LHRP Dave Danforth led the 1917 AL in appearances with 50 and insaves with nine for the St. Louis Browns and had 23 saves in his career ... The other lefty out of the bullpen is one of the all-time flameout free agent signings -- Mark Davis won the 1989 Cy Young by saving 44 games for the Padres, then signed with the Royals, for whom he saved seven in two and a half years. The Royals paid him close to $10 million for those "results" ... With Dihigo around, we can go with a six-man bullpen and a shorter bench than most of these teams have ...
It's true that the guys over at 1B often aren't there for their "D" but there's a surprising dearth of D-named first sackers over the first 13-plus decades of the game's history -- in fact, the very best, with minimal apologies to former All-Stars like Babe Dahlgren, Glenn Davis, Leon "Bull" Durham and Walt Dropo, is a guy who's still active and still in his prime. That, of course, is the most dangerous Blue Jay ever to wield a bat in anger, Carlos Delgado ...

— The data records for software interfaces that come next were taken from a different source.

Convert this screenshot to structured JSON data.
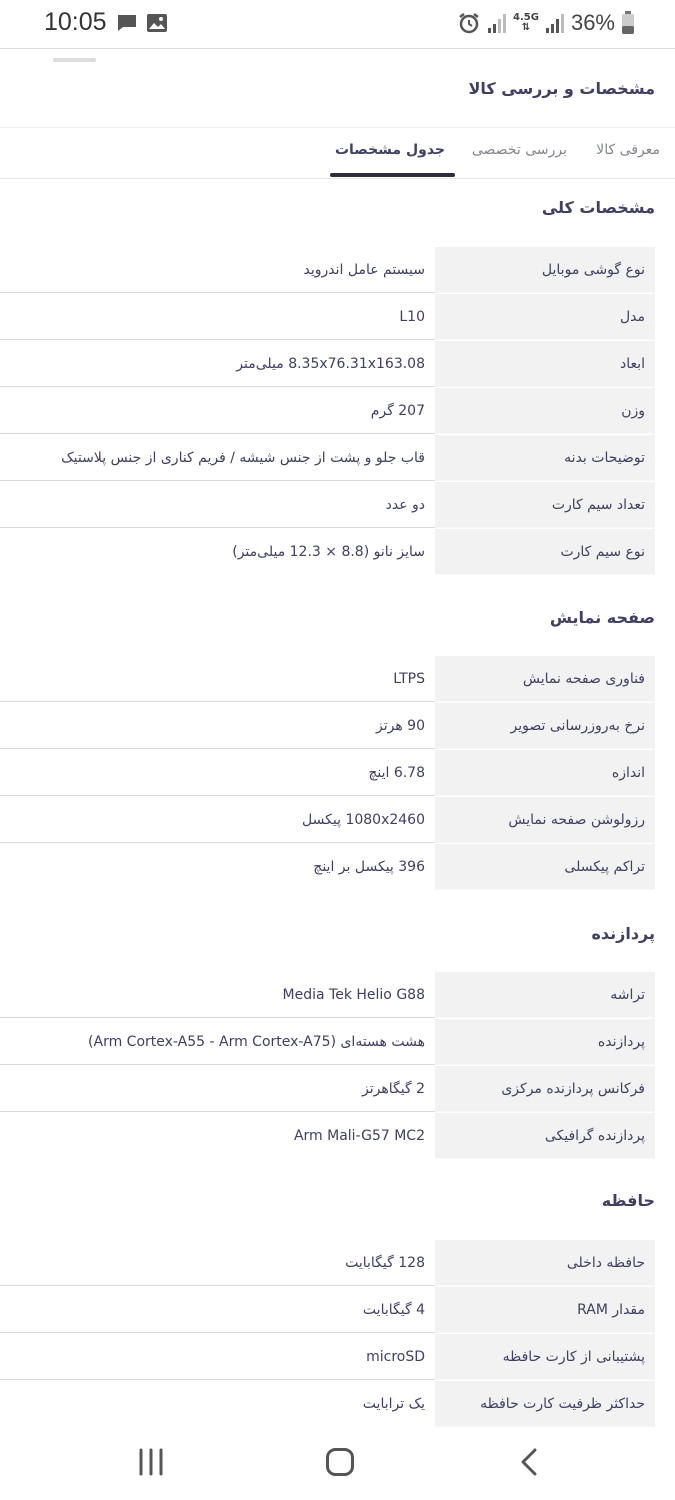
{
  "status_bar": {
    "time": "10:05",
    "network": "4.5G",
    "battery": "36%",
    "icons": [
      "message-icon",
      "image-icon",
      "alarm-icon",
      "wifi-signal-icon",
      "cell-signal-icon",
      "battery-icon"
    ]
  },
  "header": {
    "title": "مشخصات و بررسی کالا"
  },
  "tabs": [
    {
      "label": "معرفی کالا"
    },
    {
      "label": "بررسی تخصصی"
    },
    {
      "label": "جدول مشخصات"
    }
  ],
  "sections": [
    {
      "title": "مشخصات کلی",
      "rows": [
        {
          "key": "نوع گوشی موبایل",
          "value": "سیستم عامل اندروید"
        },
        {
          "key": "مدل",
          "value": "L10"
        },
        {
          "key": "ابعاد",
          "value": "8.35x76.31x163.08 میلی‌متر"
        },
        {
          "key": "وزن",
          "value": "207 گرم"
        },
        {
          "key": "توضیحات بدنه",
          "value": "قاب جلو و پشت از جنس شیشه / فریم کناری از جنس پلاستیک"
        },
        {
          "key": "تعداد سیم کارت",
          "value": "دو عدد"
        },
        {
          "key": "نوع سیم کارت",
          "value": "سایز نانو (8.8 × 12.3 میلی‌متر)"
        }
      ]
    },
    {
      "title": "صفحه نمایش",
      "rows": [
        {
          "key": "فناوری صفحه نمایش",
          "value": "LTPS"
        },
        {
          "key": "نرخ به‌روزرسانی تصویر",
          "value": "90 هرتز"
        },
        {
          "key": "اندازه",
          "value": "6.78 اینچ"
        },
        {
          "key": "رزولوشن صفحه نمایش",
          "value": "1080x2460 پیکسل"
        },
        {
          "key": "تراکم پیکسلی",
          "value": "396 پیکسل بر اینچ"
        }
      ]
    },
    {
      "title": "پردازنده",
      "rows": [
        {
          "key": "تراشه",
          "value": "Media Tek Helio G88"
        },
        {
          "key": "پردازنده",
          "value": "هشت هسته‌ای (Arm Cortex-A55 - Arm Cortex-A75)"
        },
        {
          "key": "فرکانس پردازنده مرکزی",
          "value": "2 گیگاهرتز"
        },
        {
          "key": "پردازنده گرافیکی",
          "value": "Arm Mali-G57 MC2"
        }
      ]
    },
    {
      "title": "حافظه",
      "rows": [
        {
          "key": "حافظه داخلی",
          "value": "128 گیگابایت"
        },
        {
          "key": "مقدار RAM",
          "value": "4 گیگابایت"
        },
        {
          "key": "پشتیبانی از کارت حافظه",
          "value": "microSD"
        },
        {
          "key": "حداکثر ظرفیت کارت حافظه",
          "value": "یک ترابایت"
        }
      ]
    }
  ],
  "nav_bar": {
    "icons": [
      "recent-apps-icon",
      "home-icon",
      "back-icon"
    ]
  }
}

The backup catcher and infield positions are the only ones still in play; behind the plate -- not that Dickey will need much downtime -- we could go with a big bat in former All-Star Darren Daulton, or more of a true backup in 1983 World Series MVP Rick Dempsey. It's Dempsey who will get the nod here, ironically enough for his superior "D" ... For the middle infield, we can look at Bucky Dent, Ray Durham or Billy Doran, but instead, let's give the spot to one of the best players of the 19teens, Laughing Larry Doyle -- and don't be surprised if he wrests the starting position away from borderline HOFer Bobby Doerr ... The final bench spot goes to a guy who did pretty much everything but pitch and catch in his 12-year career, Mariano Duncan ...
If we need more help in the middle infield, we can always activate one of the bench coaches --Jimmie Dykes played 22 years and in the first two All-Star Games, then managed oanother 22 years though he never took a team to a title ... The other bench coach is a guy who went just 1-for-4 in a cuppajoe with the 1935 Dodgers and who never managed or coached professionally, but college baseball fans will have heard of the great Rod Dedeaux ...
The final piece of the puzzle is the required two lefties for the starting rotation. It seems that one spot will go to Al Downing, who is best known for serving up Hank Aaron's 715th homer, but who also won 123 games, including 20 in 1971, made the 1967 All-Star team, and pitched in three World Series (though he was 0-3 and his team lost all three times) ... For the other spot, we could roll the dice with a rookie like the seemingly unhittable Zach Duke, or with another 123-game winner in 1983 NL Cy Young awardee John Denny ... Funnyman Jim Deshaies would also be an interesting choice, but he was just 84-95 career ... Given the choices, we'll roll with the kid and if Duke can't cut it, we have Dihigo around to slide into his rotation spot, though that would tilt the staff to the right.
That's enough for now. Let's meet ...
** indicates Hall of Famer
* indicates All-Star
MGR: Leo Durocher**
C Bill Dickey**
1B Carlos Delgado*
2B Bobby Doerr**
SS George Davis**
3B Ray Dandridge**
LF Ed Delahanty**
CF Joe DiMaggio**
RF Andre Dawson*
DH Larry Doby**
C Rick Dempsey
IF Larry Doyle
IF Mariano Duncan*
OF Hugh Duffy**
OF/RP Martin Dihigo**
PH/UTIL Chili Davis*
RHSP Dizzy Dean**
LHSP Al Downing*
RHSP Don Drysdale**
LHSP Zach Duke
5SP-R Leon Day**
CL-R Ron Davis*
RHRP Ryne Duren*
LHRP Mark Davis*
RHRP Rob Dibble*
LHRP Dave Danforth
Okay, Bauxites, over to you ... can you D-termine any ways to improve this team?